"The challenge for us is to make the youth entrepreneurial, and not become job seekers," Venkaiah Naidu said pointing to the NDA government's various initiatives.

Venkaiah Naidu
Venkaiah Naidu. Wikimedia Commons
  • At a time of tepid job growth and continuing income disparities, the major challenge is to make the youth of the country entrepreneurial and not job seekers, Vice President  Venkaiah Naidu said on Thursday.

“Disparities continue to remain in India and so there is a need for inclusive growth… there is the need to take care of the suppressed, oppressed and depressed,” Venkaiah Naidu said at the Bharatiya Yuva Shakti Trust’s (BYST) silver jubilee celebrations here with Britain’s Prince Charles as the chief guest.

“The challenge for us is to make the youth entrepreneurial, and not become job seekers,” Venkaiah Naidu said pointing to the NDA government’s various initiatives to encourage youth enterprises like Startup India, Standup India and the Mudra financing scheme for underprivileged sections.

Modelled on Prince Charles’ Trust for business startups, BYST, founded by Lakshmi Venkatesan, daughter of former President R. Venkatraman, is engaged in building rural entrepreneurship — “grampreneurs” — as also enterprise among under-privileged sections, which includes business mentoring.
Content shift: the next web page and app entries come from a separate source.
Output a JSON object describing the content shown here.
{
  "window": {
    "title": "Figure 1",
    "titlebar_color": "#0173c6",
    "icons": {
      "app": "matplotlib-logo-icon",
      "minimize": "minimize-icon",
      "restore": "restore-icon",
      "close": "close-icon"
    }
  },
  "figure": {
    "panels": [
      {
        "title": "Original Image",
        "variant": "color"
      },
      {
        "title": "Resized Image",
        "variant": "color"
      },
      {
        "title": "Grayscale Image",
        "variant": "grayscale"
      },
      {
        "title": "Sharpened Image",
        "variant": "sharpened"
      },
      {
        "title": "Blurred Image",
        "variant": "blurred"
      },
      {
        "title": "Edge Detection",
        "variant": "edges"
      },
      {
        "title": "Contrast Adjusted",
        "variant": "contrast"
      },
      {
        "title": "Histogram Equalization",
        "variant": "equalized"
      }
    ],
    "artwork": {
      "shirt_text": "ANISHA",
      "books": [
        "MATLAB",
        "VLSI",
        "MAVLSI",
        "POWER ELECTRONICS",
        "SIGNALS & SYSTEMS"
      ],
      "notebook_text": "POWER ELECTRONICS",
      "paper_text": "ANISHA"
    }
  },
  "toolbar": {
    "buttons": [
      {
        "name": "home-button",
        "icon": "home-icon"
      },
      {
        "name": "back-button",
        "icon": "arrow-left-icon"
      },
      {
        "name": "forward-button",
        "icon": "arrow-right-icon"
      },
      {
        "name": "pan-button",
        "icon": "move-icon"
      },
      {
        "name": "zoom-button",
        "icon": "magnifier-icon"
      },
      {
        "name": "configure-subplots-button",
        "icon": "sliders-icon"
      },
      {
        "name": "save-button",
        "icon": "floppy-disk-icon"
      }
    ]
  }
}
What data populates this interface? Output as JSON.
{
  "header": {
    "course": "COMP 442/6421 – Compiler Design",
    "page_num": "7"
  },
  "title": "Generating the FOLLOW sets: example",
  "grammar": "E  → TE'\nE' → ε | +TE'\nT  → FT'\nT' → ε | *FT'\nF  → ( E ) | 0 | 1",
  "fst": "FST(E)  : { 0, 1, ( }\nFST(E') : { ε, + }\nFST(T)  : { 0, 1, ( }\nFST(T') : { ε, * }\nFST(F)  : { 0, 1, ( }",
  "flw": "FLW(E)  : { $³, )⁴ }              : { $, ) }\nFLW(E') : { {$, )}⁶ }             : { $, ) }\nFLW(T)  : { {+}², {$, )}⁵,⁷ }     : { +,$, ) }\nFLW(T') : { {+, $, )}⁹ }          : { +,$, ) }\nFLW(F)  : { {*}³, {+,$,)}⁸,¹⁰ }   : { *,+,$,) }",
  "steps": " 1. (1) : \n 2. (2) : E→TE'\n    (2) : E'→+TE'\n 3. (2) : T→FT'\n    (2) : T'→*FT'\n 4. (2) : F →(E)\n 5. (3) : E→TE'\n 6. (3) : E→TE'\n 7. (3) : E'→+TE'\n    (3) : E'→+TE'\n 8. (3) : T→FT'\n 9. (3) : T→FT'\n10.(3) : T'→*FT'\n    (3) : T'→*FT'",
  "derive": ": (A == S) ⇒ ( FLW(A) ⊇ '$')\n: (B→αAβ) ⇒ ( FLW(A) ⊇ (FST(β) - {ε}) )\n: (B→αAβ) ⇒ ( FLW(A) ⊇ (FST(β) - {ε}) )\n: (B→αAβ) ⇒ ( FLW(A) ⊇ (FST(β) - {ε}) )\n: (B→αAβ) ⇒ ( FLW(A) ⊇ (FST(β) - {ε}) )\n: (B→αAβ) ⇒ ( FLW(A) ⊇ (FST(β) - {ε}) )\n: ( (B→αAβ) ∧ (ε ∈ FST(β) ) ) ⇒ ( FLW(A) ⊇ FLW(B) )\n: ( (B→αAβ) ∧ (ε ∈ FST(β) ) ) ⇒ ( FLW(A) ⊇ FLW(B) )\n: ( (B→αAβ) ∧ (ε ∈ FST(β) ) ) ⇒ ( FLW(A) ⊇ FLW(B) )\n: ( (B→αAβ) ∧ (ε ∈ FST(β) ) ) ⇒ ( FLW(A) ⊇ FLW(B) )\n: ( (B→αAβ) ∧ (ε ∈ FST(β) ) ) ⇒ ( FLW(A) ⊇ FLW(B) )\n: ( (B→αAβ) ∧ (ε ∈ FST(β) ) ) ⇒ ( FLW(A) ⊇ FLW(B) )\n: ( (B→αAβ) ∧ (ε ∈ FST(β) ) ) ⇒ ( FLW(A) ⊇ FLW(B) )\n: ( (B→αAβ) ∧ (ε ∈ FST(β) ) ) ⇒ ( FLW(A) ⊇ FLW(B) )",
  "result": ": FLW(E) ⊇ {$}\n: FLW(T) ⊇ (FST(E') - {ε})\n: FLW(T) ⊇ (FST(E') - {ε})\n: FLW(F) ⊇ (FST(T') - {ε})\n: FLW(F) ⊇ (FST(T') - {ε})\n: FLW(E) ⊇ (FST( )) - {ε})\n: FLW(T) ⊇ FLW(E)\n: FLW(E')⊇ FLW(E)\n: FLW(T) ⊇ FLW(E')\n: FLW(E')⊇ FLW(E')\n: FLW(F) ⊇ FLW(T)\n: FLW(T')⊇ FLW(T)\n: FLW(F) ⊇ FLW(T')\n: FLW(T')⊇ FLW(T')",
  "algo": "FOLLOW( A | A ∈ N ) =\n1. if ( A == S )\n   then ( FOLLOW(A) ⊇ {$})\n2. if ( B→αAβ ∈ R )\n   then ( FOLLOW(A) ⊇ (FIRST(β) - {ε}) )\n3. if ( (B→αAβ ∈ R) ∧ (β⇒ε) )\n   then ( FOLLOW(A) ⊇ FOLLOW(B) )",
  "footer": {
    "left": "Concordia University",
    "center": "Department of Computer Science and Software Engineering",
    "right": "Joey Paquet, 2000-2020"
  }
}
The current BYST chairman is Bajaj Group chief, Rahul Bajaj.

“Without mentoring, it would be very difficult to set up startups, with all the business, marketing and other vital issues involved in the first two-three years,” Prince Charles said in his address at the International Mentoring Summit organized by BYST to mark its 25 years.

“What amazes me are the sheer number of jobs these young entrepreneurs had created. The aim of such a project should be to create a virtual cycle of creating entrepreneurs who can then invest in the future of business,” Charles said referring to his trust.

BYST was officially launched in 1992 by Prince Charles and expanded its operations to six major regions of India.

Out of these six regions, four — Delhi, Chennai, Pune and Hyderabad — run the urban programme while two regions — Haryana and Maharashtra — run the rural programme.(IANS)